Few other aspects of the proposed system are also required to be addressed to solve issues related to cardiac monitoring in MRI environments.
In this limited space, we do not intend to compare our system with other existing sensors. The comprehensive characterization of our novel sensor system and its comparison with other existing sensors will be the focus of our future articles with detailed signal processing.
The research work is mainly focused on the development of a new FBG temperature sensor probe which can measure a temperature nearly 1000°C. Silicon Institute of Technology, Bhubaneswar, Odisha, sponsors the research under the Silicon Research Promotion Scheme (SRPS).
Over the last few years, optical fiber sensors have seen an increased acceptance as well as a widespread use for structural sensing and monitoring applications in civil engineering, aerospace, marine, oil & gas, composites and smart structures.
Optical fiber sensor operation and instrumentation have become well understood and developed. However, one of the areas in need of further development and commercial maturity is that of sensor packaging and installation technique.
Hence, there is a need to develop appropriate protective coatings and housings for fiber sensors; investigate the fundamental transfer of strains, stresses, pressure and temperature from the host specimen or matrix to the sensing fiber and the associated materials inter-play; as well as the development of field installation processes and deployment techniques suitable for the various application areas and expected environmental conditions.
This is particularly attractive for harsh environment areas where conventional foil strain gauges cannot operate.
The research work is mainly focused on studying the performance parameters of an FBG sensor using an interrogation technique. The proposed work has two objectives. The first objective is to design and develop a suspension bridge model. The second objective is to develop a GUI based approach to visualize the strain and deformation profile of the suspension bridge using FBG sensor data.Silicon Institute of Technology, Bhubaneswar, Odisha, sponsors the research under the Silicon Research Promotion Scheme (SRPS).
The FBG sensing element is bonded to a suspension bridge model consisting of gray cast iron material having tensile strength of 170MPa. The stress, strain and maximum deformation of the suspension bridge model is studied using ANSYS Finite Element Analysis (FEA) model.

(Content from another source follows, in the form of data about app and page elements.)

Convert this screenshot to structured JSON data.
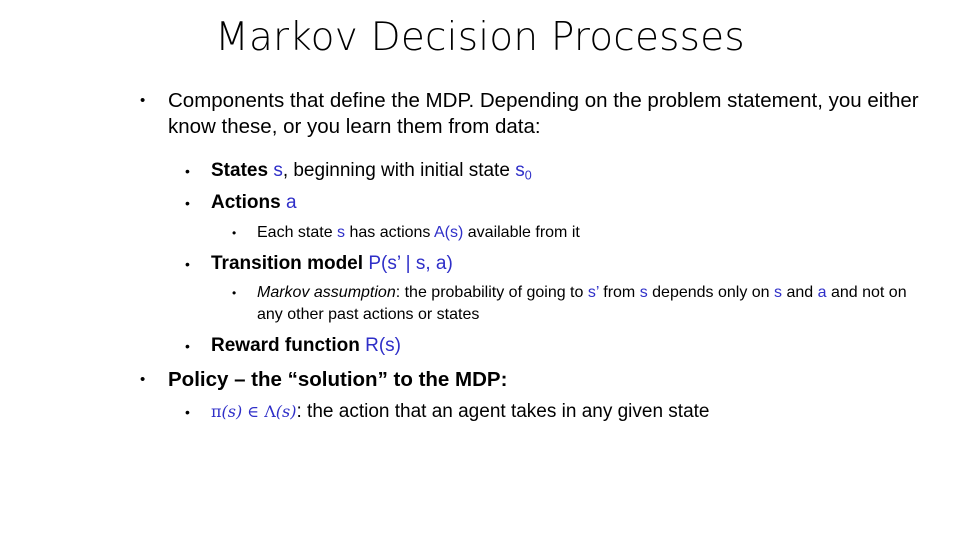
{
  "slide": {
    "title": "Markov Decision Processes",
    "bullet_glyph": "•",
    "colors": {
      "text": "#000000",
      "accent_blue": "#2f2fc8",
      "background": "#ffffff"
    },
    "intro": {
      "text": "Components that define the MDP.  Depending on the problem statement, you either know these, or you learn them from data:"
    },
    "states": {
      "label": "States",
      "var": "s",
      "mid": ", beginning with initial state ",
      "initial_var": "s",
      "initial_sub": "0"
    },
    "actions": {
      "label": "Actions",
      "var": "a"
    },
    "each_state": {
      "pre": "Each state ",
      "var_s": "s",
      "mid": " has actions ",
      "var_as": "A(s)",
      "post": " available from it"
    },
    "transition": {
      "label": "Transition model",
      "formula": "P(s’ | s, a)"
    },
    "markov": {
      "label": "Markov assumption",
      "part1": ": the probability of going to ",
      "var_sp": "s’",
      "part2": " from ",
      "var_s": "s",
      "part3": " depends only on ",
      "var_s2": "s",
      "part4": " and ",
      "var_a": "a",
      "part5": " and not on any other past actions or states"
    },
    "reward": {
      "label": "Reward function",
      "formula": "R(s)"
    },
    "policy": {
      "label": "Policy – the “solution” to the MDP:"
    },
    "pi": {
      "pi_symbol": "π",
      "pi_arg": "(s)",
      "elem": " ∈ ",
      "lambda_symbol": "Λ",
      "lambda_arg": "(s)",
      "colon": ":",
      "text": " the action that an agent takes in any given state"
    }
  }
}
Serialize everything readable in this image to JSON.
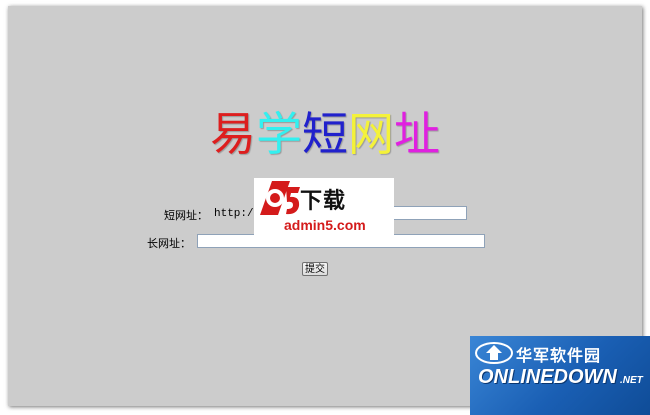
{
  "title": {
    "chars": [
      {
        "text": "易",
        "color": "#dd1e1e"
      },
      {
        "text": "学",
        "color": "#33f0f0"
      },
      {
        "text": "短",
        "color": "#2121cc"
      },
      {
        "text": "网",
        "color": "#f4f23a"
      },
      {
        "text": "址",
        "color": "#e020e0"
      }
    ]
  },
  "form": {
    "short_label": "短网址：",
    "short_prefix": "http://",
    "short_value": "",
    "long_label": "长网址：",
    "long_value": "",
    "submit_label": "提交"
  },
  "watermarks": {
    "a5": {
      "text": "下载",
      "domain": "admin5.com",
      "accent": "#d41b1b"
    },
    "onlinedown": {
      "cn": "华军软件园",
      "en": "ONLINEDOWN",
      "tld": ".NET",
      "bg": "#1a5fb4"
    }
  }
}
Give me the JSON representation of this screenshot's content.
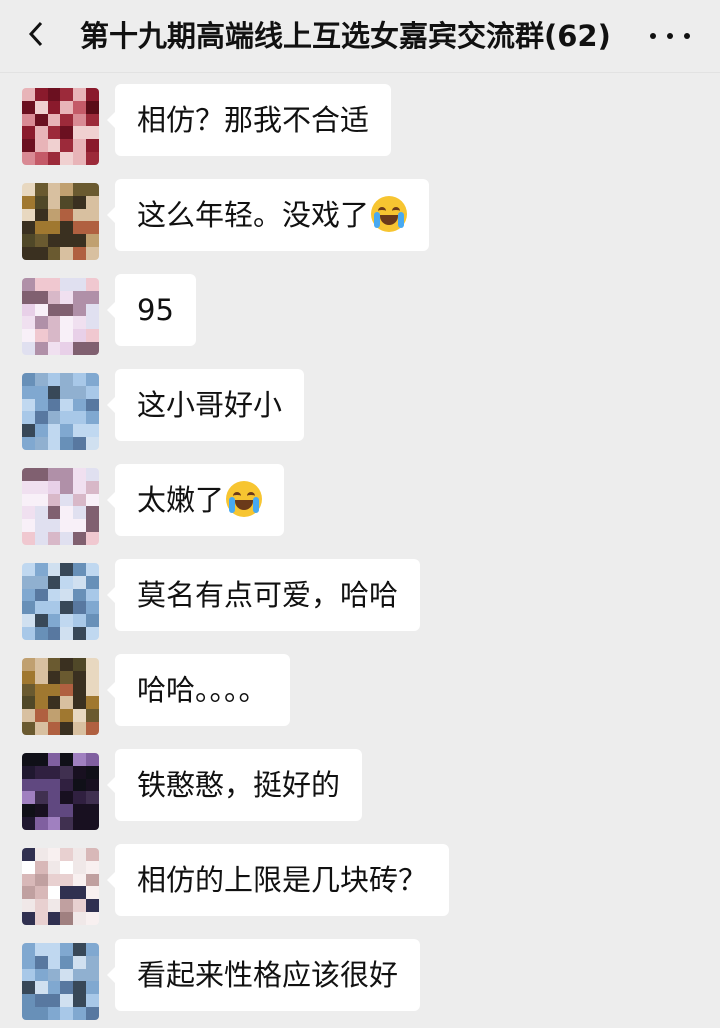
{
  "header": {
    "title": "第十九期高端线上互选女嘉宾交流群(62)",
    "back_icon": "chevron-left-icon",
    "more_icon": "more-dots-icon"
  },
  "messages": [
    {
      "text": "相仿？那我不合适",
      "emoji": ""
    },
    {
      "text": "这么年轻。没戏了",
      "emoji": "loudly-crying-face"
    },
    {
      "text": "95",
      "emoji": ""
    },
    {
      "text": "这小哥好小",
      "emoji": ""
    },
    {
      "text": "太嫩了",
      "emoji": "tears-of-joy-face"
    },
    {
      "text": "莫名有点可爱，哈哈",
      "emoji": ""
    },
    {
      "text": "哈哈。。。。",
      "emoji": ""
    },
    {
      "text": "铁憨憨，挺好的",
      "emoji": ""
    },
    {
      "text": "相仿的上限是几块砖？",
      "emoji": ""
    },
    {
      "text": "看起来性格应该很好",
      "emoji": ""
    }
  ],
  "colors": {
    "background": "#ededed",
    "bubble": "#ffffff",
    "text": "#111111"
  }
}
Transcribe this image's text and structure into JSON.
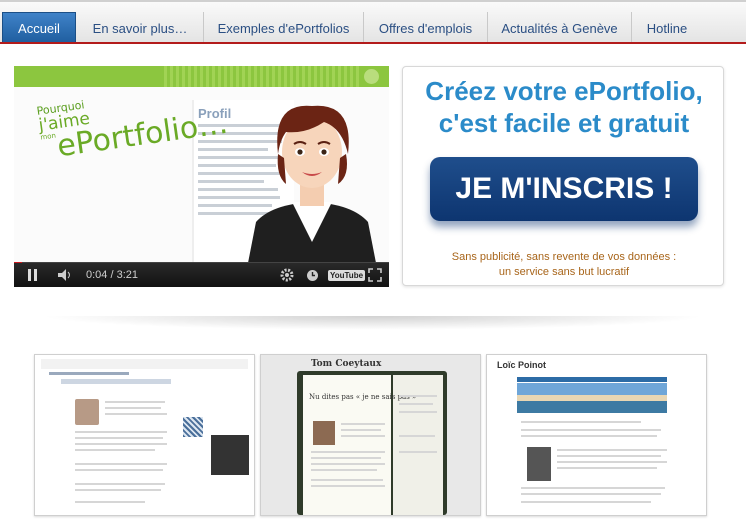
{
  "nav": {
    "tabs": [
      {
        "label": "Accueil",
        "active": true
      },
      {
        "label": "En savoir plus…",
        "active": false
      },
      {
        "label": "Exemples d'ePortfolios",
        "active": false
      },
      {
        "label": "Offres d'emplois",
        "active": false
      },
      {
        "label": "Actualités à Genève",
        "active": false
      },
      {
        "label": "Hotline",
        "active": false
      }
    ]
  },
  "video": {
    "headline_small": "Pourquoi",
    "headline_mid": "j'aime",
    "headline_tiny": "mon",
    "headline_big": "ePortfolio…",
    "doc_heading": "Profil",
    "time": "0:04 / 3:21",
    "progress": 0.02,
    "brand": "YouTube"
  },
  "signup": {
    "title_line1": "Créez votre ePortfolio,",
    "title_line2": "c'est facile et gratuit",
    "button": "JE M'INSCRIS !",
    "note_line1": "Sans publicité, sans revente de vos données :",
    "note_line2": "un service sans but lucratif"
  },
  "examples": [
    {
      "title": ""
    },
    {
      "title": "Tom Coeytaux"
    },
    {
      "title": "Loïc Poinot"
    }
  ],
  "colors": {
    "accent": "#2b8bc9",
    "button": "#0d3570",
    "nav_active": "#2c6fb3",
    "note": "#a8651a",
    "green": "#8cc63f"
  }
}
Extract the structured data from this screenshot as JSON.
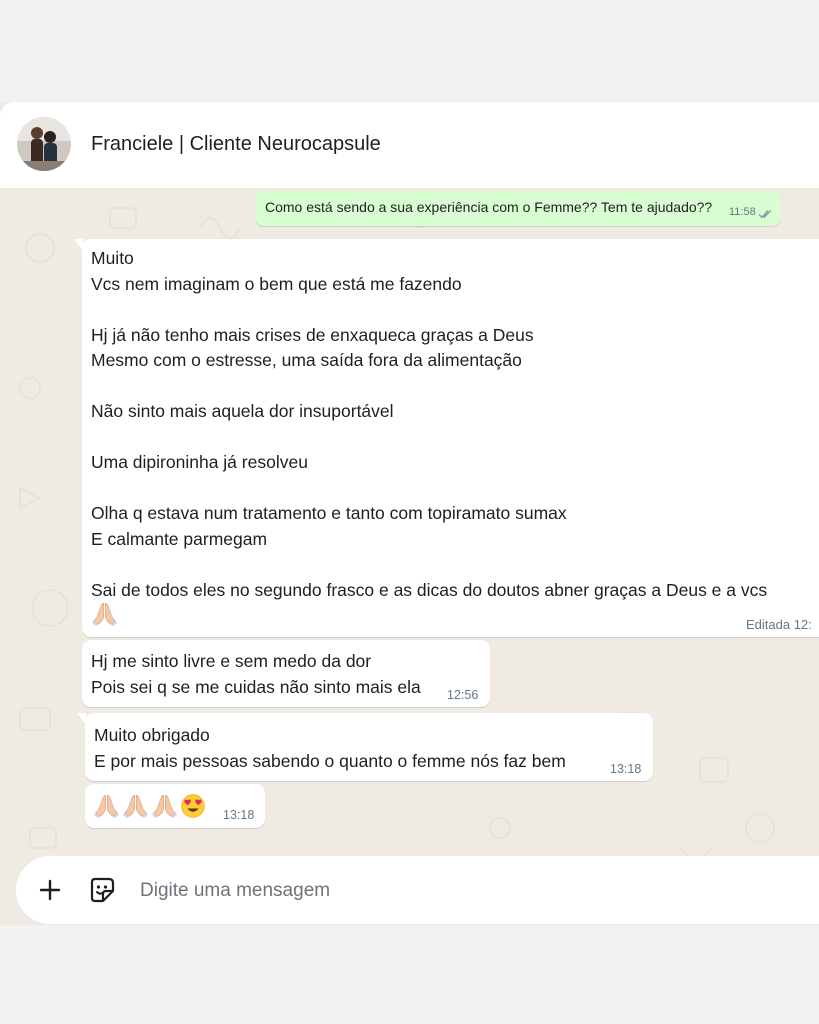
{
  "header": {
    "contact_name": "Franciele | Cliente Neurocapsule"
  },
  "messages": [
    {
      "direction": "out",
      "text": "Como está sendo a sua experiência com o Femme?? Tem te ajudado??",
      "time": "11:58",
      "status": "double-check-read-icon"
    },
    {
      "direction": "in",
      "text": "Muito\nVcs nem imaginam o bem que está me fazendo\n\nHj já não tenho mais crises de enxaqueca graças a Deus\nMesmo com o estresse, uma saída fora da alimentação\n\nNão sinto mais aquela dor insuportável\n\nUma dipironinha já resolveu\n\nOlha q estava num tratamento e tanto com topiramato sumax\nE calmante parmegam\n\nSai de todos eles no segundo frasco e as dicas do doutos abner graças a Deus e a vcs",
      "emoji": "praying-hands",
      "time": "Editada 12:"
    },
    {
      "direction": "in",
      "text": "Hj me sinto livre e sem medo da dor\nPois sei q se me cuidas não sinto mais ela",
      "time": "12:56"
    },
    {
      "direction": "in",
      "text": "Muito obrigado\nE por mais pessoas sabendo o quanto o femme nós faz bem",
      "time": "13:18"
    },
    {
      "direction": "in",
      "emojis": [
        "praying-hands",
        "praying-hands",
        "praying-hands",
        "heart-eyes-face"
      ],
      "time": "13:18"
    }
  ],
  "composer": {
    "placeholder": "Digite uma mensagem",
    "add_icon": "plus-icon",
    "sticker_icon": "sticker-icon"
  },
  "colors": {
    "outgoing_bubble": "#d9fdd3",
    "incoming_bubble": "#ffffff",
    "chat_background": "#efeae2",
    "timestamp": "#667781",
    "read_check": "#53bdeb"
  }
}
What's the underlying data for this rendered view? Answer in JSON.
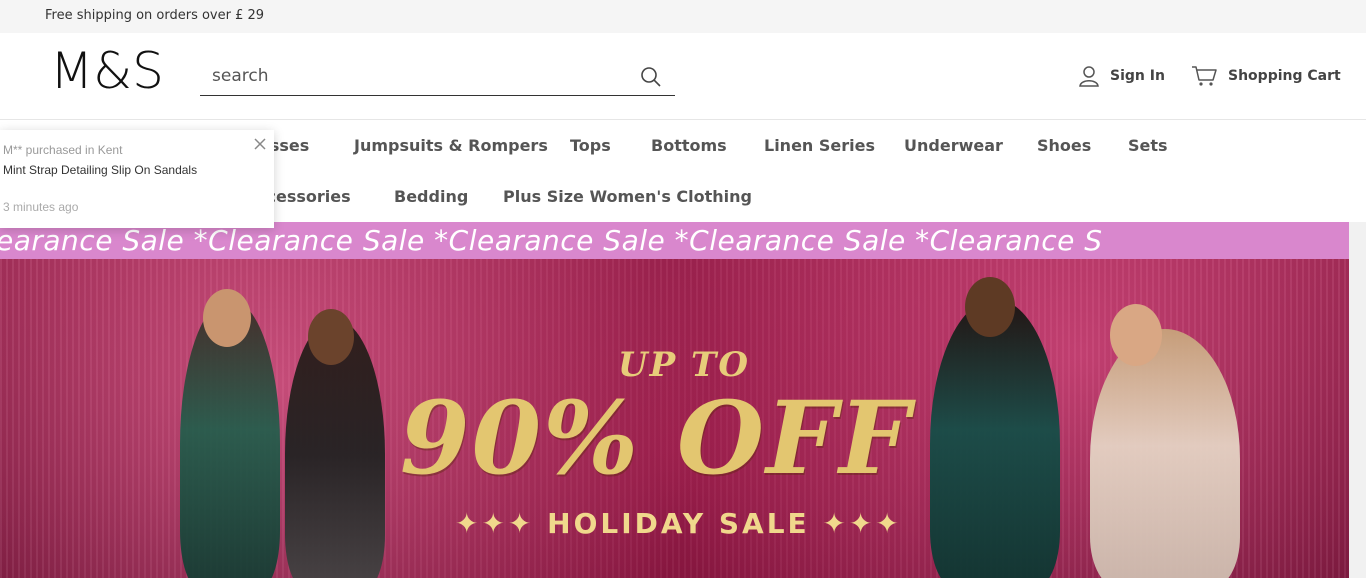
{
  "topbar": {
    "shipping_text": "Free shipping on orders over  £ 29"
  },
  "header": {
    "logo_text": "M&S",
    "search": {
      "placeholder": "search"
    },
    "signin_label": "Sign In",
    "cart_label": "Shopping Cart"
  },
  "nav": {
    "row1": [
      "esses",
      "Jumpsuits & Rompers",
      "Tops",
      "Bottoms",
      "Linen Series",
      "Underwear",
      "Shoes",
      "Sets"
    ],
    "row2": [
      "ccessories",
      "Bedding",
      "Plus Size Women's Clothing"
    ]
  },
  "toast": {
    "buyer": "M** purchased in Kent",
    "product": "Mint Strap Detailing Slip On Sandals",
    "time": "3 minutes ago"
  },
  "banner": {
    "marquee_text": "earance Sale   *Clearance Sale   *Clearance Sale   *Clearance Sale   *Clearance S",
    "up_to": "UP TO",
    "discount": "90% OFF",
    "sale_text": "✦✦✦ HOLIDAY SALE ✦✦✦"
  },
  "colors": {
    "marquee_bg": "#d987cd",
    "gold": "#e3c670",
    "banner_bg": "#7a1a3b"
  }
}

It was observed that the region of the base plate near vertical support is exposed to maximum strain and the center region of the base plate is exposed to maximum deformation during gravitational load. Therefore, the first FBG sensor (1545 nm) is bonded at the center region along with a thermocouple type sensor.
The sensor is interfaced with SmartScan FBG interrogator and the signal acquisition is performed via LAN interface with the host PC. Further, the wavelength shift is recorded using SmartScan FBG Interrogator (1528nm – 1568nm, 2.5 KHz) to develop the load calibration model. The data acquisition is performed using the LabVIEW DLL library file supplied by the vendor. Load calibration algorithm is tested in a real-time approach to generate appropriate notifications.
Basic Sciences and Humanities
Basic Sciences and Humanities
Computer Science and Engineering
Dept. of Electronics & Instrumentation Engineering, SiliconTech
B.Tech. Electronics and Instrumentation Engineering, 2015-2019
B.Tech. Electronics and Instrumentation Engineering, 2015-2019
Ambarish G. Mohapatra, Ashish Khanna, Deepak Gupta, Maitri Mohanty, and Victor Hugo C. de Albuquerque, "An Experimental Approach to Evaluate Machine Learning
Ambarish Gajendra Mohapatra, Ashish Khanna, Deepak Gupta, Maitri Mohanty, Pradyumna Tripathy, Poonam Rani, and Piyush Kumar Pareek, "Performance Enhancement of Polymer Deposited Fbg Sensor for Cardiac Parameter Monitoring in Mri Environment " Application No. 202131001862 A, 0212.